[DATASET EXCERPTS]
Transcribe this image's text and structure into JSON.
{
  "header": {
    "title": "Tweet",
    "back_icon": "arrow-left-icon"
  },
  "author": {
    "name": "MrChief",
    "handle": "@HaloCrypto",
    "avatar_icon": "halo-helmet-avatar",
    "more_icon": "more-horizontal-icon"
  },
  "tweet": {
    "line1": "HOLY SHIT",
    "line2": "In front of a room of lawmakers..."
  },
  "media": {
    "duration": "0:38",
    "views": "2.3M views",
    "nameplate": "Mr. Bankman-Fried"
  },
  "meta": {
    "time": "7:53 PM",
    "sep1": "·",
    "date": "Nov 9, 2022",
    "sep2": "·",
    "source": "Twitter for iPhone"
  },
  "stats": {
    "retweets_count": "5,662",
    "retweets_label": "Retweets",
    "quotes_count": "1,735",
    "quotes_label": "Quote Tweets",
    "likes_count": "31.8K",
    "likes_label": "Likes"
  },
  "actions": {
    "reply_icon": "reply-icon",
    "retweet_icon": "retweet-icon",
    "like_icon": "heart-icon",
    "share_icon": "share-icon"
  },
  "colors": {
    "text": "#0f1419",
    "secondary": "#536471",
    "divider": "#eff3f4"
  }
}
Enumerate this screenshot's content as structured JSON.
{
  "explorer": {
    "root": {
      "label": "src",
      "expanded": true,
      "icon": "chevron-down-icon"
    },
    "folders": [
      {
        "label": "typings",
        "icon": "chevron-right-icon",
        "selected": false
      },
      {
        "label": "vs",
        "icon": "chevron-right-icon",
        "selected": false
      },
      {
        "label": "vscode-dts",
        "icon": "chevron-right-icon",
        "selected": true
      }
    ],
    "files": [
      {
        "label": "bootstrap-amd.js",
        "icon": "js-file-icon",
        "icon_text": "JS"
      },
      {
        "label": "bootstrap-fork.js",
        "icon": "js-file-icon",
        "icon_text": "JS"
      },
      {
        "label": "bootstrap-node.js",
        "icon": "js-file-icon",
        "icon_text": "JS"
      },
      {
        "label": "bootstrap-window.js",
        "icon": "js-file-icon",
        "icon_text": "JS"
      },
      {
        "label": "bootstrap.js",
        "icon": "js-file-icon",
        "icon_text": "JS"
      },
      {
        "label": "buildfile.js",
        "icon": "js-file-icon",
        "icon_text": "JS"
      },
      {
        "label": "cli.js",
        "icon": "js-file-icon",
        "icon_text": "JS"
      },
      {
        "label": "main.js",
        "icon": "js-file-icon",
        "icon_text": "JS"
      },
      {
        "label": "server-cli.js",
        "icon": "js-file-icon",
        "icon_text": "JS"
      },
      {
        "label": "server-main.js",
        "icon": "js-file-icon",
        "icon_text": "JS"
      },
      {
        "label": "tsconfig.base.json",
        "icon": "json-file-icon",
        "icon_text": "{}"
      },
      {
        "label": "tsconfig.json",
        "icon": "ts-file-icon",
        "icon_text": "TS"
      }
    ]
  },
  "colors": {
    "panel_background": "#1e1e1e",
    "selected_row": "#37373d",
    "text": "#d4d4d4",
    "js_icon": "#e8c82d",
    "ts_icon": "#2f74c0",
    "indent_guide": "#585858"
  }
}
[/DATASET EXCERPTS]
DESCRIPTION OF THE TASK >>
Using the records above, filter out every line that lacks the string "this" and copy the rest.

FINISHED TASK >>
Transcribe this image's text and structure into JSON.
Enumerate this screenshot's content as structured JSON.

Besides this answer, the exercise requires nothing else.